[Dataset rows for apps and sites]
Content starts

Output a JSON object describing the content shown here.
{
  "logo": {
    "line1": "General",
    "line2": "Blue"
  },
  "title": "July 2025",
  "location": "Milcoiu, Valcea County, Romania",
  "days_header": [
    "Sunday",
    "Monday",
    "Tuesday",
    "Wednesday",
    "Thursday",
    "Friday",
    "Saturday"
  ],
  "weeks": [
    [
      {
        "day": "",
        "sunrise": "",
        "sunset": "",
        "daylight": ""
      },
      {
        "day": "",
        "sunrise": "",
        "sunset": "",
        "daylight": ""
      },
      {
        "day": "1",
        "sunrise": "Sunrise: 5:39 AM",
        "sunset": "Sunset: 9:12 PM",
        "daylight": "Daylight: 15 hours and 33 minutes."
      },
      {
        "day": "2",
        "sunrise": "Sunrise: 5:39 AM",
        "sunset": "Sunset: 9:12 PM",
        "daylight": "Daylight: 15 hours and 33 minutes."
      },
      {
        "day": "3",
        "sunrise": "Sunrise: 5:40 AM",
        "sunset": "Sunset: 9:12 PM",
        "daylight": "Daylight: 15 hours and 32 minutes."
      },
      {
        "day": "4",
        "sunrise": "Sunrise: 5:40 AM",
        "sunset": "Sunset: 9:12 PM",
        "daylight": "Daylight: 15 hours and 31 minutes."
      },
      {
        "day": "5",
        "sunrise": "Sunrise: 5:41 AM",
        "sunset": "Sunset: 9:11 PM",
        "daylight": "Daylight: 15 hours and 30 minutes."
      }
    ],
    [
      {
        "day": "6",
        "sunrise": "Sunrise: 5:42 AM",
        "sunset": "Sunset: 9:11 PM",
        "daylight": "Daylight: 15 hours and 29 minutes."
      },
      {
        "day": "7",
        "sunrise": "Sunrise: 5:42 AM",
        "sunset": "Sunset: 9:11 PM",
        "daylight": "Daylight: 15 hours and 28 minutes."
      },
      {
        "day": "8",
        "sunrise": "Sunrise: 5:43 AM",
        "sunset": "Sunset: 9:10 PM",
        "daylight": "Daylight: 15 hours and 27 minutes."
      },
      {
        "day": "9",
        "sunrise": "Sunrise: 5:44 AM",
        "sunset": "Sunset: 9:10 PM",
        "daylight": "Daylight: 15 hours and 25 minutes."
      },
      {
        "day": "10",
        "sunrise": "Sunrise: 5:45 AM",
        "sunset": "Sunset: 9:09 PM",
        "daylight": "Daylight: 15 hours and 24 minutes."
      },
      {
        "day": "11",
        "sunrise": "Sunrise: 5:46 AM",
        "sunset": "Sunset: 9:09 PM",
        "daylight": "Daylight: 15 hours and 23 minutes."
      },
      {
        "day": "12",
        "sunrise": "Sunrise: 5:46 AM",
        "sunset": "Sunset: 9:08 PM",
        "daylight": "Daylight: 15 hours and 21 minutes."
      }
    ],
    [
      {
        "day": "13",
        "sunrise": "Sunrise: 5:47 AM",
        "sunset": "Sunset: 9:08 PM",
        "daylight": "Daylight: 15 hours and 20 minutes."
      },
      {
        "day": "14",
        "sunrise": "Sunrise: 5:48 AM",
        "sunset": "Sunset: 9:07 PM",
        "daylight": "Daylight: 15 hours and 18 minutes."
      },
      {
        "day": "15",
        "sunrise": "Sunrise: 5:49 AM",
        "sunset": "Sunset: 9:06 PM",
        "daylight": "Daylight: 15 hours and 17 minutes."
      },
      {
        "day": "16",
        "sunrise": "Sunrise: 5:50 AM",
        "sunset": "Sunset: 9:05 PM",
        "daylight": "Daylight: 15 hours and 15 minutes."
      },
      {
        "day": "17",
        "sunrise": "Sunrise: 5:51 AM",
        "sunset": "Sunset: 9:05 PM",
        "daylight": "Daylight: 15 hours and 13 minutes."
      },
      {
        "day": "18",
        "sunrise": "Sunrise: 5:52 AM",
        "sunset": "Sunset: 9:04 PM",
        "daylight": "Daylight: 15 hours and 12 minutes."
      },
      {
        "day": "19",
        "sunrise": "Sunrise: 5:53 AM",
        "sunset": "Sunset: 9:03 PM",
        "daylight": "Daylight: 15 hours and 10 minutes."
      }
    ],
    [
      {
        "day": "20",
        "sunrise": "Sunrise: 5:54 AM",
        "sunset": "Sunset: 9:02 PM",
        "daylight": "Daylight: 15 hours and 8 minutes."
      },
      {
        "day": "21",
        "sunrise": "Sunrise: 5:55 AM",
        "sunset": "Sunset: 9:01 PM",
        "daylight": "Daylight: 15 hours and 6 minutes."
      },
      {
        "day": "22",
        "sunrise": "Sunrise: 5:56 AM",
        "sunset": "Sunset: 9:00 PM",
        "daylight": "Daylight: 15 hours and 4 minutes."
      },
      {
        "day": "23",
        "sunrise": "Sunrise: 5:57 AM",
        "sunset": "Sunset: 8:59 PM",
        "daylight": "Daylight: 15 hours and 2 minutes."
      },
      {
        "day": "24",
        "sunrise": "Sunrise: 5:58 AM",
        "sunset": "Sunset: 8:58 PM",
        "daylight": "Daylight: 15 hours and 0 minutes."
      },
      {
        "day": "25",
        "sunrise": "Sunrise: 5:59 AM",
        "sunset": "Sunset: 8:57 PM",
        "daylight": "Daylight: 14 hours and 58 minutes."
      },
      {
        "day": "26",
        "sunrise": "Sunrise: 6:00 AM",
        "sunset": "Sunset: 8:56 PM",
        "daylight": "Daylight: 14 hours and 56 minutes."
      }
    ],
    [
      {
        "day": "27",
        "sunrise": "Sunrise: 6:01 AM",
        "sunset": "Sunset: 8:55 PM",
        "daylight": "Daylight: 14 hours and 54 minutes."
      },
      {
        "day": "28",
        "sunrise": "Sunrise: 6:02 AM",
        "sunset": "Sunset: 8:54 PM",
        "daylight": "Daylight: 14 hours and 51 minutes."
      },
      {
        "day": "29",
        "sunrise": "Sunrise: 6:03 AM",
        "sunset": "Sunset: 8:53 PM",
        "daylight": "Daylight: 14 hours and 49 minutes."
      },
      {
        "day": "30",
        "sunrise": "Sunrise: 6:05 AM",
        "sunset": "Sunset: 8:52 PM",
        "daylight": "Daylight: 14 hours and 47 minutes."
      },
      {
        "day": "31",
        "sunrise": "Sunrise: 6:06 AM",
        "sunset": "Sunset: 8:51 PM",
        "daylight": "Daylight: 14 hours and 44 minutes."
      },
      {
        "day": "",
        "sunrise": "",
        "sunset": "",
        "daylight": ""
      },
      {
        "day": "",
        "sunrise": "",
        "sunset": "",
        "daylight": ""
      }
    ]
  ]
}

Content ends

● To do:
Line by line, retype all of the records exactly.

● Solution for this exercise:
Output a JSON object describing the content shown here.
{
  "logo": {
    "line1": "General",
    "line2": "Blue"
  },
  "title": "July 2025",
  "location": "Milcoiu, Valcea County, Romania",
  "days_header": [
    "Sunday",
    "Monday",
    "Tuesday",
    "Wednesday",
    "Thursday",
    "Friday",
    "Saturday"
  ],
  "weeks": [
    [
      {
        "day": "",
        "sunrise": "",
        "sunset": "",
        "daylight": ""
      },
      {
        "day": "",
        "sunrise": "",
        "sunset": "",
        "daylight": ""
      },
      {
        "day": "1",
        "sunrise": "Sunrise: 5:39 AM",
        "sunset": "Sunset: 9:12 PM",
        "daylight": "Daylight: 15 hours and 33 minutes."
      },
      {
        "day": "2",
        "sunrise": "Sunrise: 5:39 AM",
        "sunset": "Sunset: 9:12 PM",
        "daylight": "Daylight: 15 hours and 33 minutes."
      },
      {
        "day": "3",
        "sunrise": "Sunrise: 5:40 AM",
        "sunset": "Sunset: 9:12 PM",
        "daylight": "Daylight: 15 hours and 32 minutes."
      },
      {
        "day": "4",
        "sunrise": "Sunrise: 5:40 AM",
        "sunset": "Sunset: 9:12 PM",
        "daylight": "Daylight: 15 hours and 31 minutes."
      },
      {
        "day": "5",
        "sunrise": "Sunrise: 5:41 AM",
        "sunset": "Sunset: 9:11 PM",
        "daylight": "Daylight: 15 hours and 30 minutes."
      }
    ],
    [
      {
        "day": "6",
        "sunrise": "Sunrise: 5:42 AM",
        "sunset": "Sunset: 9:11 PM",
        "daylight": "Daylight: 15 hours and 29 minutes."
      },
      {
        "day": "7",
        "sunrise": "Sunrise: 5:42 AM",
        "sunset": "Sunset: 9:11 PM",
        "daylight": "Daylight: 15 hours and 28 minutes."
      },
      {
        "day": "8",
        "sunrise": "Sunrise: 5:43 AM",
        "sunset": "Sunset: 9:10 PM",
        "daylight": "Daylight: 15 hours and 27 minutes."
      },
      {
        "day": "9",
        "sunrise": "Sunrise: 5:44 AM",
        "sunset": "Sunset: 9:10 PM",
        "daylight": "Daylight: 15 hours and 25 minutes."
      },
      {
        "day": "10",
        "sunrise": "Sunrise: 5:45 AM",
        "sunset": "Sunset: 9:09 PM",
        "daylight": "Daylight: 15 hours and 24 minutes."
      },
      {
        "day": "11",
        "sunrise": "Sunrise: 5:46 AM",
        "sunset": "Sunset: 9:09 PM",
        "daylight": "Daylight: 15 hours and 23 minutes."
      },
      {
        "day": "12",
        "sunrise": "Sunrise: 5:46 AM",
        "sunset": "Sunset: 9:08 PM",
        "daylight": "Daylight: 15 hours and 21 minutes."
      }
    ],
    [
      {
        "day": "13",
        "sunrise": "Sunrise: 5:47 AM",
        "sunset": "Sunset: 9:08 PM",
        "daylight": "Daylight: 15 hours and 20 minutes."
      },
      {
        "day": "14",
        "sunrise": "Sunrise: 5:48 AM",
        "sunset": "Sunset: 9:07 PM",
        "daylight": "Daylight: 15 hours and 18 minutes."
      },
      {
        "day": "15",
        "sunrise": "Sunrise: 5:49 AM",
        "sunset": "Sunset: 9:06 PM",
        "daylight": "Daylight: 15 hours and 17 minutes."
      },
      {
        "day": "16",
        "sunrise": "Sunrise: 5:50 AM",
        "sunset": "Sunset: 9:05 PM",
        "daylight": "Daylight: 15 hours and 15 minutes."
      },
      {
        "day": "17",
        "sunrise": "Sunrise: 5:51 AM",
        "sunset": "Sunset: 9:05 PM",
        "daylight": "Daylight: 15 hours and 13 minutes."
      },
      {
        "day": "18",
        "sunrise": "Sunrise: 5:52 AM",
        "sunset": "Sunset: 9:04 PM",
        "daylight": "Daylight: 15 hours and 12 minutes."
      },
      {
        "day": "19",
        "sunrise": "Sunrise: 5:53 AM",
        "sunset": "Sunset: 9:03 PM",
        "daylight": "Daylight: 15 hours and 10 minutes."
      }
    ],
    [
      {
        "day": "20",
        "sunrise": "Sunrise: 5:54 AM",
        "sunset": "Sunset: 9:02 PM",
        "daylight": "Daylight: 15 hours and 8 minutes."
      },
      {
        "day": "21",
        "sunrise": "Sunrise: 5:55 AM",
        "sunset": "Sunset: 9:01 PM",
        "daylight": "Daylight: 15 hours and 6 minutes."
      },
      {
        "day": "22",
        "sunrise": "Sunrise: 5:56 AM",
        "sunset": "Sunset: 9:00 PM",
        "daylight": "Daylight: 15 hours and 4 minutes."
      },
      {
        "day": "23",
        "sunrise": "Sunrise: 5:57 AM",
        "sunset": "Sunset: 8:59 PM",
        "daylight": "Daylight: 15 hours and 2 minutes."
      },
      {
        "day": "24",
        "sunrise": "Sunrise: 5:58 AM",
        "sunset": "Sunset: 8:58 PM",
        "daylight": "Daylight: 15 hours and 0 minutes."
      },
      {
        "day": "25",
        "sunrise": "Sunrise: 5:59 AM",
        "sunset": "Sunset: 8:57 PM",
        "daylight": "Daylight: 14 hours and 58 minutes."
      },
      {
        "day": "26",
        "sunrise": "Sunrise: 6:00 AM",
        "sunset": "Sunset: 8:56 PM",
        "daylight": "Daylight: 14 hours and 56 minutes."
      }
    ],
    [
      {
        "day": "27",
        "sunrise": "Sunrise: 6:01 AM",
        "sunset": "Sunset: 8:55 PM",
        "daylight": "Daylight: 14 hours and 54 minutes."
      },
      {
        "day": "28",
        "sunrise": "Sunrise: 6:02 AM",
        "sunset": "Sunset: 8:54 PM",
        "daylight": "Daylight: 14 hours and 51 minutes."
      },
      {
        "day": "29",
        "sunrise": "Sunrise: 6:03 AM",
        "sunset": "Sunset: 8:53 PM",
        "daylight": "Daylight: 14 hours and 49 minutes."
      },
      {
        "day": "30",
        "sunrise": "Sunrise: 6:05 AM",
        "sunset": "Sunset: 8:52 PM",
        "daylight": "Daylight: 14 hours and 47 minutes."
      },
      {
        "day": "31",
        "sunrise": "Sunrise: 6:06 AM",
        "sunset": "Sunset: 8:51 PM",
        "daylight": "Daylight: 14 hours and 44 minutes."
      },
      {
        "day": "",
        "sunrise": "",
        "sunset": "",
        "daylight": ""
      },
      {
        "day": "",
        "sunrise": "",
        "sunset": "",
        "daylight": ""
      }
    ]
  ]
}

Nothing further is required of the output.